Machine learning starts with data. However, it’s not just about having any data. For effective machine learning you need high quality data. It needs to be qualitative, it needs be fresh, and it needs to have variety.
Think about a simple ML model where you’re trying to infer someone’s height and the only information available to your model is the right and left shoe sizes. That’s not enough data to properly make a height prediction. You would rather have a shoe size and a glove size, or maybe waist size. To make a more accurate prediction you want additional pieces of data that can give you something to check against the shoe size. When you’re looking to apply machine learning to your problems, make sure that you have different kinds of data to look at the problem from enough different angles that you can move towards more reliable predictions.
There’s still another side to that coin – contrary to some people’s belief you can have too much data for machine learning.

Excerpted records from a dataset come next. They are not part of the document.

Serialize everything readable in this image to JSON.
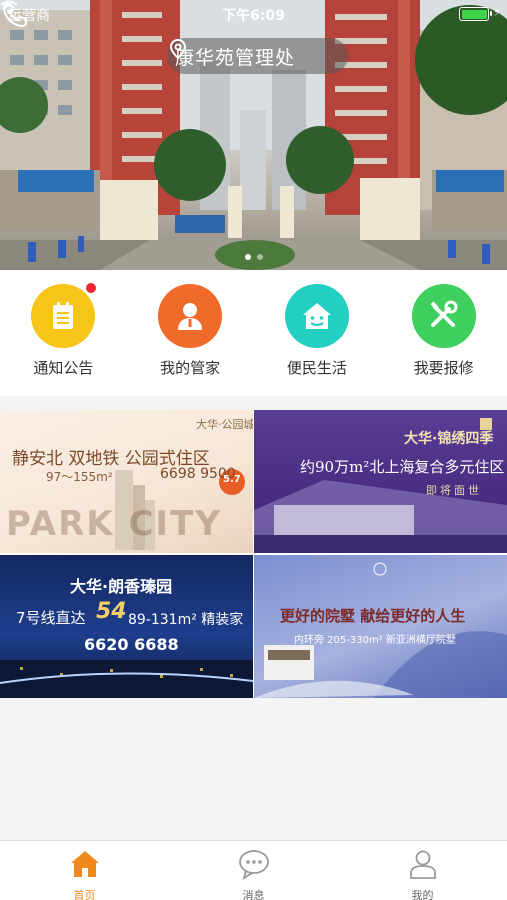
{
  "status_bar": {
    "carrier": "运营商",
    "time": "下午6:09"
  },
  "header": {
    "location": "康华苑管理处"
  },
  "quick_menu": [
    {
      "label": "通知公告",
      "icon": "notice-icon",
      "color": "#f7c51a"
    },
    {
      "label": "我的管家",
      "icon": "butler-icon",
      "color": "#f06a2a"
    },
    {
      "label": "便民生活",
      "icon": "home-face-icon",
      "color": "#22cfc1"
    },
    {
      "label": "我要报修",
      "icon": "tools-icon",
      "color": "#3ecf5f"
    }
  ],
  "ads": {
    "ad1": {
      "brand": "大华·公园城市",
      "headline": "静安北  双地铁  公园式住区",
      "area": "97～155m²",
      "phone": "6698 9500",
      "badge": "5.7",
      "banner": "PARK CITY"
    },
    "ad2": {
      "brand": "大华·锦绣四季",
      "headline": "约90万m²北上海复合多元住区",
      "tagline": "即将面世"
    },
    "ad3": {
      "brand": "大华·朗香瑧园",
      "prefix": "7号线直达",
      "big": "54",
      "size": "89-131m² 精装家",
      "phone": "6620 6688"
    },
    "ad4": {
      "headline": "更好的院墅  献给更好的人生",
      "sub": "内环旁 205-330m² 新亚洲横厅院墅"
    }
  },
  "tabbar": [
    {
      "label": "首页",
      "icon": "home-icon",
      "active": true
    },
    {
      "label": "消息",
      "icon": "message-icon",
      "active": false
    },
    {
      "label": "我的",
      "icon": "profile-icon",
      "active": false
    }
  ],
  "colors": {
    "accent": "#f08a1c",
    "badge": "#f0232e"
  }
}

That doesn’t mean you shouldn’t be capturing as much information as you can, but it does mean that you need to evaluate how much data you’re feeding into your model. Too many data points can confuse the models and weaken their predictions. For example, there was an energy company that built a machine to predict energy costs. They started with a million features for each prediction and they were getting answers, but they weren’t particularly accurate. Eventually, they went through a process of a dimensionality reduction and got down to nine features to feed into the machine. Those nine characteristics contributed to a superior model because they had strong variety along with greater clarity.
Once you have your data in place you need to think about how you are going to apply the model. Because a model that exists in a vacuum isn’t very useful.
- How are you going to infer data in production?
- Will your model will be applied only once or be deployed online thousands of times?
- Will you deploy it in the cloud or will it be deployed to devices?
It’s important to think through these questions. For example, if your application is something like image processing for facial recognition — these processes don’t have the time to be sent out to the cloud for an answer. You would want the processes directly on the device to reduce overhead. However, if you plan to have your model change rapidly, you might want it working in the cloud so that you don’t have to constantly redeploy out to individual devices.
The last consideration for machine learning is your customer experience (CX). How do these models affect what you customer sees? The classic example of this is story where Target knew a teenage girl was pregnant before her father did. In that case, a machine learning model was applied to shoppers which clustered them into a group of people deemed pregnant based on what products they were viewing online. Some users may find that when you share too much information, the user experience becomes creepy and has a negative impact on the customer.
The way in which delivery impacts users is a key consideration to make if you’re applying machine learning to a problem. Even the way that you or your decision makers experience the data —the weights, the inferences, the probabilities — have impact on eventual actions. If you’re basing business decisions off output from the machine, the decision makers should know its confidence factor. If your machine says that the cost of energy is going to go up next month, users need to know if it is with 15 percent confidence or 65 percent? That’s a significant difference.
The other reason CX considerations are so important is because once you start affecting people’s behavior using these predictions, then you’re changing the outcome and your model gets stale.
For example, you have a website and you’re trying to reduce churn. You develop a model that’s good at predicting churn and along with some CX countermeasures to entice people to stay on your site. Now when customers don’t churn, you have to factor that in to your model.